The "open-enrollment" plan, which was championed by Gov. Rudy Perpich, allows 11th and 12th graders to take college courses with tuition paid by per-pupil state foundation aid. (See Education Week, Oct. 23, 1985.)
Richard Mans, president of the mft, an affiliate of the American Federation of Teachers, said last week that the union has counted 1,600 pupils in the program but does not know how many of them are taking classes at religiously affiliated institutions.
The suit seeks a permanent injunction to bar the payment of state funds to church-supported postsecondary institutions.
Gov. Anthony S. Earl of Wisconsin has signed a comprehensive teen-pregnancy-prevention bill that makes parents financially responsible for babies born to their children who are minors. (See Education Week Oct. 30, 1985.)
The law also allocates $1 million for pregnancy counseling, abolishes restrictions on the advertising and sale of contraceptives, forbids hospitals and clinics to notify parents of a teen-ager's abortion without her consent, and allocates $200,000 to promote adoption services for pregnant adolescents and women.
The grandparental-responsibility provision authorizes social-service agencies to work through courts to assign financial responsibility for raising a teen-age mother's baby to the parents of either the baby's mother or father.
The legislature passed the law "after a remarkable process of negotiation between bitter enemies: the pro-life and pro-choice people," said Ron McCrea, the Governor's spokesman.
For the second time this year, the Illinois General Assembly has voted to increase the state tax on cigarettes by 8 cents a pack to raise revenue for school reform.
The legislature's first attempt was nullified when the Congress voted this fall to extend the 16-cent-a-pack federal tax.
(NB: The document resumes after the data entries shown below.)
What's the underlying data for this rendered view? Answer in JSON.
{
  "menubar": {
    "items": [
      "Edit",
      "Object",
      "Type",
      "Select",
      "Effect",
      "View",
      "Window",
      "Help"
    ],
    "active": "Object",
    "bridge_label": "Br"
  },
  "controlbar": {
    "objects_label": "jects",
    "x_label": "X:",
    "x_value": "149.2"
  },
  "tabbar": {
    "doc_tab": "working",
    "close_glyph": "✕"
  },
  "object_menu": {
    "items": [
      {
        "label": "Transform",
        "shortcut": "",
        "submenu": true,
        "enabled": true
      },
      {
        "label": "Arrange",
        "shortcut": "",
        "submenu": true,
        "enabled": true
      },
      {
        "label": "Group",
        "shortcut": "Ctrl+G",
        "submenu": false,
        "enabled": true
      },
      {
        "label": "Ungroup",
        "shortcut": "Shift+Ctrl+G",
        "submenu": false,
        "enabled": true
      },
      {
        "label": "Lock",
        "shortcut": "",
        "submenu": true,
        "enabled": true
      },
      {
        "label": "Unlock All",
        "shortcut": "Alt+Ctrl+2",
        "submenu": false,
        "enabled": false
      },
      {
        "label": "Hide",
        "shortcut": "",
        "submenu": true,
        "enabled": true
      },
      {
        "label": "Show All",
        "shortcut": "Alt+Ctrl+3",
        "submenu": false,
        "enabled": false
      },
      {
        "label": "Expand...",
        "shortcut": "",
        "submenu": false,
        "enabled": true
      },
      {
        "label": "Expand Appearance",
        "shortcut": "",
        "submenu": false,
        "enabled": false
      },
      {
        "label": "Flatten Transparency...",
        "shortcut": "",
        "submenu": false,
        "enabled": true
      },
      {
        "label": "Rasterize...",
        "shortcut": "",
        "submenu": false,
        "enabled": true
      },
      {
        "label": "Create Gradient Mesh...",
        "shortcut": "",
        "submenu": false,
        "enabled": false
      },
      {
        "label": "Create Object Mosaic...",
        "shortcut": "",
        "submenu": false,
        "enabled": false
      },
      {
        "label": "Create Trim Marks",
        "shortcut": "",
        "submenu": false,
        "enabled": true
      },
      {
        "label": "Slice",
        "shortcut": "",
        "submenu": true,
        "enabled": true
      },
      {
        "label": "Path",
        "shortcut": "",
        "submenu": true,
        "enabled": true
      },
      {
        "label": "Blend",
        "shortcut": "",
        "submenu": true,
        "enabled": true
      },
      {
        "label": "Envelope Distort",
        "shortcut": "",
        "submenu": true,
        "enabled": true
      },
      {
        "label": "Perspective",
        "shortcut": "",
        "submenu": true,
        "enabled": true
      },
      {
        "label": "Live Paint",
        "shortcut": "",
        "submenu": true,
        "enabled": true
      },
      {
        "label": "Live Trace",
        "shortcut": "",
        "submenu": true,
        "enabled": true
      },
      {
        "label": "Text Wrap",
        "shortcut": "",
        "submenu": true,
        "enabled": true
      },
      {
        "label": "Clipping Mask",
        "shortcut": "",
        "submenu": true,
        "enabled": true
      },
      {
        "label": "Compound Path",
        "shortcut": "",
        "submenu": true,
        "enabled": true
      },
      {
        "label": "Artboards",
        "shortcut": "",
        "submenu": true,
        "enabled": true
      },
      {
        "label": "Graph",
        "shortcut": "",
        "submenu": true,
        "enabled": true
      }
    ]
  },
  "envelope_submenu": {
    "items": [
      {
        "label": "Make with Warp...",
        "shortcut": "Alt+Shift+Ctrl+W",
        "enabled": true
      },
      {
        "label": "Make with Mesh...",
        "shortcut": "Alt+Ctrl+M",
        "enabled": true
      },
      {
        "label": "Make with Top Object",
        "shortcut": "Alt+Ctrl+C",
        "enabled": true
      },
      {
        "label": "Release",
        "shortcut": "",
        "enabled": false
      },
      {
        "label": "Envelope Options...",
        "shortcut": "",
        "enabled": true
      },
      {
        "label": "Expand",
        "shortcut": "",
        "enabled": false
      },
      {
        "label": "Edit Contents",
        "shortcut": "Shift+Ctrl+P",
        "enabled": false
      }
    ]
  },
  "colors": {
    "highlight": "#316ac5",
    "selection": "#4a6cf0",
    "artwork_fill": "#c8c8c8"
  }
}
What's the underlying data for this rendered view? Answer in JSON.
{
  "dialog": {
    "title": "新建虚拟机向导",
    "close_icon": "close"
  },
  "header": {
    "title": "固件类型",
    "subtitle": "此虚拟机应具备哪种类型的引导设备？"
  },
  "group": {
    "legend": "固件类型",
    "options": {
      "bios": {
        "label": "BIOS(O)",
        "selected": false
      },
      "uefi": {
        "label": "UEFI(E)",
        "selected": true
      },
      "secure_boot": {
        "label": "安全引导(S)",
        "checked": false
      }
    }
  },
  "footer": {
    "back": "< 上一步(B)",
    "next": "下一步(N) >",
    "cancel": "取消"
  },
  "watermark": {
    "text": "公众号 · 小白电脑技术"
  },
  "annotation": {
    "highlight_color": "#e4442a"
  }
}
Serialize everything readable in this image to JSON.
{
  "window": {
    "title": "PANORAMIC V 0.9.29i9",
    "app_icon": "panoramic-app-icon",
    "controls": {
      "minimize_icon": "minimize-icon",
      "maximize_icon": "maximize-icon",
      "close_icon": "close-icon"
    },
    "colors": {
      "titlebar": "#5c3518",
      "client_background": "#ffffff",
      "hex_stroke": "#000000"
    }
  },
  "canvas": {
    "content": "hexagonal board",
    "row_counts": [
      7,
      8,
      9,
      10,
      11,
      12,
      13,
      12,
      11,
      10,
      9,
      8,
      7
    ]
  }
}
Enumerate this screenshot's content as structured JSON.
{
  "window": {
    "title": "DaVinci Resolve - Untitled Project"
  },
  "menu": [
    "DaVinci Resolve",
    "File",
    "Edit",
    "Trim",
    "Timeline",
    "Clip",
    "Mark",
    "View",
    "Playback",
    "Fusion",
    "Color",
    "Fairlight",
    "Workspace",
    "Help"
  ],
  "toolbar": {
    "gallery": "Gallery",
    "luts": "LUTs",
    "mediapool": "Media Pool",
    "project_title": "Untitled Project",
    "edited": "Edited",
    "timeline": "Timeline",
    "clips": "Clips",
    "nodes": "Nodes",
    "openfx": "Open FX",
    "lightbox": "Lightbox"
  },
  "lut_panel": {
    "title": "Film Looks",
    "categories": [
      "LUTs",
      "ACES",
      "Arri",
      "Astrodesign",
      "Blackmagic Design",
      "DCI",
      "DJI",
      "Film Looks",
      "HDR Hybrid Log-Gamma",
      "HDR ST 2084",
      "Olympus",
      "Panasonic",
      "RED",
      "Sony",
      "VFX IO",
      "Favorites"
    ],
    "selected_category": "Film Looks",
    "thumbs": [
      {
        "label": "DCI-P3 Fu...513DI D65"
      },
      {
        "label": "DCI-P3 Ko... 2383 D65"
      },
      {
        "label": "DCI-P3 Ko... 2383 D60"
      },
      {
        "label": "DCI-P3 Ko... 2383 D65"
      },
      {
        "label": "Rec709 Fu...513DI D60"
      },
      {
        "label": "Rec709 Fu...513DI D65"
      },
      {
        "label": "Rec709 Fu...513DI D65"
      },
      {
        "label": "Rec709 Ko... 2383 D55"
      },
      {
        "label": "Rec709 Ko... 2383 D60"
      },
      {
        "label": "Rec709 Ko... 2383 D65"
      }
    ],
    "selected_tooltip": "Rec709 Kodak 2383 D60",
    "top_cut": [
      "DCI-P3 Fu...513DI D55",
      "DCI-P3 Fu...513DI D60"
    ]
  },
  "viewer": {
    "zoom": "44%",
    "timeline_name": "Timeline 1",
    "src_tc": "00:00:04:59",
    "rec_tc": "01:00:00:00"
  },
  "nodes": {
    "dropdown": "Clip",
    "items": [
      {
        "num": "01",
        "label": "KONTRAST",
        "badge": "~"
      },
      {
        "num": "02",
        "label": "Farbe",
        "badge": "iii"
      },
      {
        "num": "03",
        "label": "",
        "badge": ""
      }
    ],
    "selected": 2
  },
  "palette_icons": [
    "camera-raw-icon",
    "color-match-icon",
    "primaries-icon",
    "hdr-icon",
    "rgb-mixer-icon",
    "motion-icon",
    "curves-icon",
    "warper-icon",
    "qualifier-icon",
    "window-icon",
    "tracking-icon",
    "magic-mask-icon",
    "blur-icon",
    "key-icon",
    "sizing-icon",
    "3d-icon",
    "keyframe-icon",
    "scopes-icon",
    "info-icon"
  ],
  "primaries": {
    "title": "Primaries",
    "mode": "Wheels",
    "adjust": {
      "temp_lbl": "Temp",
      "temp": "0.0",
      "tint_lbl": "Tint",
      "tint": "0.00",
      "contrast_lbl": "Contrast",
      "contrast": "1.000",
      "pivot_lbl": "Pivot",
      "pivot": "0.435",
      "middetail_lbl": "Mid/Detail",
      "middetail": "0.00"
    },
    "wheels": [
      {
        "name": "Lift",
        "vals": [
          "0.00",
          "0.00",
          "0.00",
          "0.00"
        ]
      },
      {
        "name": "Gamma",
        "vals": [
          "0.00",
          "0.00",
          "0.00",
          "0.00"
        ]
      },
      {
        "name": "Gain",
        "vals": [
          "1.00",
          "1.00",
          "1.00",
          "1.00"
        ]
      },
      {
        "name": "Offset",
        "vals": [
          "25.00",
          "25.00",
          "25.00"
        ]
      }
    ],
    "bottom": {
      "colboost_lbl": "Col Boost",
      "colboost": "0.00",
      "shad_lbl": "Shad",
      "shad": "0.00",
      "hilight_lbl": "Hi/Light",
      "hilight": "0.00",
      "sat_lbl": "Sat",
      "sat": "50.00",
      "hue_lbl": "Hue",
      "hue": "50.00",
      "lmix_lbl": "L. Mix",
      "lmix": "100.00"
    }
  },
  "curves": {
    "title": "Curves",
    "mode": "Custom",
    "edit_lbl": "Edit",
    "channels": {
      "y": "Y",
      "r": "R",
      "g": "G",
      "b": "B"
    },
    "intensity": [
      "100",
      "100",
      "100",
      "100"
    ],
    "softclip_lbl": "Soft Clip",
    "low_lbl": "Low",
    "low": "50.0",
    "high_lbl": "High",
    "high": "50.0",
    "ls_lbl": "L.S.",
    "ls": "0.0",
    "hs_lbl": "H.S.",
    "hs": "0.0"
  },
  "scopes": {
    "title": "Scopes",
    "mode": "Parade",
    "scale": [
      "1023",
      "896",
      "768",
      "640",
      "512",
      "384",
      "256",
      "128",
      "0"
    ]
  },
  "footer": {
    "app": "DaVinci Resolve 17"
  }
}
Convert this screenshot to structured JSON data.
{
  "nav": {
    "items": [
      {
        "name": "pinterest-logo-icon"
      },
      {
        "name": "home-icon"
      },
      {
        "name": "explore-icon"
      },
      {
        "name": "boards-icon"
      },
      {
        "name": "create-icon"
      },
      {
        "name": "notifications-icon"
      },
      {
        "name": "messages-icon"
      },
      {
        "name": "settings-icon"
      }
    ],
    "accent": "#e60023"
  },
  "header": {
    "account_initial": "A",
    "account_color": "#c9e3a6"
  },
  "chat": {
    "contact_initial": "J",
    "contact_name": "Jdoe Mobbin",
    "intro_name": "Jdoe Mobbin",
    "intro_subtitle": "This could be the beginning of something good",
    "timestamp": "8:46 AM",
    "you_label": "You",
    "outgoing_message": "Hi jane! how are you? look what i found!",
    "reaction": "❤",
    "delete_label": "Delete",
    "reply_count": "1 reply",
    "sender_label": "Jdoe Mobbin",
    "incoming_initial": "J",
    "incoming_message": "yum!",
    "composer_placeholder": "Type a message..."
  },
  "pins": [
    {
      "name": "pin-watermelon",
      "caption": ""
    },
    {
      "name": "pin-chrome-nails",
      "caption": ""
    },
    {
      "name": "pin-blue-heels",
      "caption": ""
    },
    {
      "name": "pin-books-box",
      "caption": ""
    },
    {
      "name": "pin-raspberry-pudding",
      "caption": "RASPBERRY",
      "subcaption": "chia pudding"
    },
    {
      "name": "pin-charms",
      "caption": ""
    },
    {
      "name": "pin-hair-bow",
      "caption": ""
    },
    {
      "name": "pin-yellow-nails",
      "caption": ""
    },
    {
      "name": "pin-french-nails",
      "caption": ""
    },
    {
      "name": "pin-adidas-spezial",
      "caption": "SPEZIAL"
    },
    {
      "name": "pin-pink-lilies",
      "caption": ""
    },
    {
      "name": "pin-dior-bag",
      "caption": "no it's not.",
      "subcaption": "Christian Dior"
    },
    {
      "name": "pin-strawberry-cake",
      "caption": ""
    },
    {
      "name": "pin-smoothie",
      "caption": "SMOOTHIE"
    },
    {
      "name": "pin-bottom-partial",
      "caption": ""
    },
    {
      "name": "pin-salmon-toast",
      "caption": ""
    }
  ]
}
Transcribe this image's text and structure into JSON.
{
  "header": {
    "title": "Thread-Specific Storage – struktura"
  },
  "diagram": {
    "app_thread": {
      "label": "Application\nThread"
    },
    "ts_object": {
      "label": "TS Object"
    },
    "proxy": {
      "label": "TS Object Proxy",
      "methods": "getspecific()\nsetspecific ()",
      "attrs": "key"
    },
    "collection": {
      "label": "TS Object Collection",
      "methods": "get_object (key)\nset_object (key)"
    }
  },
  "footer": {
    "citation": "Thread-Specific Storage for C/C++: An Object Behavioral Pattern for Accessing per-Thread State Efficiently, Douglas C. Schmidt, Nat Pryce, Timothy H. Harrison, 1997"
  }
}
The federal tax had been scheduled to revert to 8 cents on Oct. 1. (See Education Week, Aug. 21, Oct. 9, and Oct. 16, 1985.)
At the urging of Gov. James R. Thompson, who said the state needed the tax to keep its commitment to school reform, the legislature again approved the measure during its fall session. Effective in December, the tax is expected to raise between $50 million and $60 million in the fiscal year that ends June 30.